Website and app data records
*** Block opens ***

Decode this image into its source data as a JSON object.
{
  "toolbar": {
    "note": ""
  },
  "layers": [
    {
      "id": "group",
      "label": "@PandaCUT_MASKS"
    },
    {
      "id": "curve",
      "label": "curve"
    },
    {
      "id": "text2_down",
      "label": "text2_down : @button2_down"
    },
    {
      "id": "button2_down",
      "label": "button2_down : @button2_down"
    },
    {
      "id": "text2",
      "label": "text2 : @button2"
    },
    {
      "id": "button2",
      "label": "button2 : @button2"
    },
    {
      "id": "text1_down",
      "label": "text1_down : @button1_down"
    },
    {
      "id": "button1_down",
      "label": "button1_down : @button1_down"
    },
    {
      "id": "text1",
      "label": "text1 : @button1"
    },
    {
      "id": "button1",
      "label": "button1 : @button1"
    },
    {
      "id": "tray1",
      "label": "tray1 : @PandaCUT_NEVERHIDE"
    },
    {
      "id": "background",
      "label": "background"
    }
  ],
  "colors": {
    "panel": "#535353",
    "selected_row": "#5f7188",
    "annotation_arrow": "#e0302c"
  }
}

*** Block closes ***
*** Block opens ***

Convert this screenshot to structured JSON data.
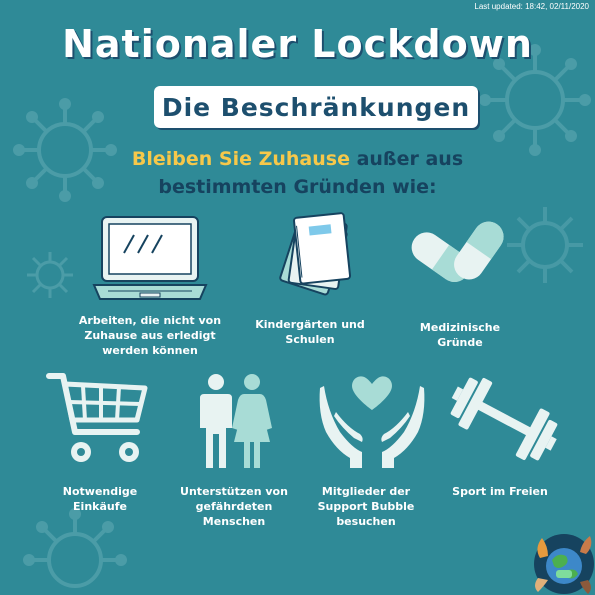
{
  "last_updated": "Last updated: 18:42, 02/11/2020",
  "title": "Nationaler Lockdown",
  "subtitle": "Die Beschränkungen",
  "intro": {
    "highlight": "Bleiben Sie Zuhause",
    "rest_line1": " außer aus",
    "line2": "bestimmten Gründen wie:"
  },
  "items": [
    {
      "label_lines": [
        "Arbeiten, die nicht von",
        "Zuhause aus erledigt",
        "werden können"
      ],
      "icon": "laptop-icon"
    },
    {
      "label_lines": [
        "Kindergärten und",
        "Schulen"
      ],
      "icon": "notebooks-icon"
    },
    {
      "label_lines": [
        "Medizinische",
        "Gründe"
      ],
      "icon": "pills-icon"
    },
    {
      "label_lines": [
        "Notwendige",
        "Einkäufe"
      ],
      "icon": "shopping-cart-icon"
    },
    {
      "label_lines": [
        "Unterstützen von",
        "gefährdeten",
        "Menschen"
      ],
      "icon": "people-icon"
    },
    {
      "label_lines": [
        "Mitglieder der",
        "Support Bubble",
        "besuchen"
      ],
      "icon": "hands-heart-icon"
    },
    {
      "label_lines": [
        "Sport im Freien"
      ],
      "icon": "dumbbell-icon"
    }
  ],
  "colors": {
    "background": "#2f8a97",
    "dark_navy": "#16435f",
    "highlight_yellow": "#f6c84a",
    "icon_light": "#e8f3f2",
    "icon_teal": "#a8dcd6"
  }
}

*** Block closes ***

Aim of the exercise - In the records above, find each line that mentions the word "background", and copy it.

Answer for the task -
      "id": "background",
      "label": "background"
    "background": "#2f8a97",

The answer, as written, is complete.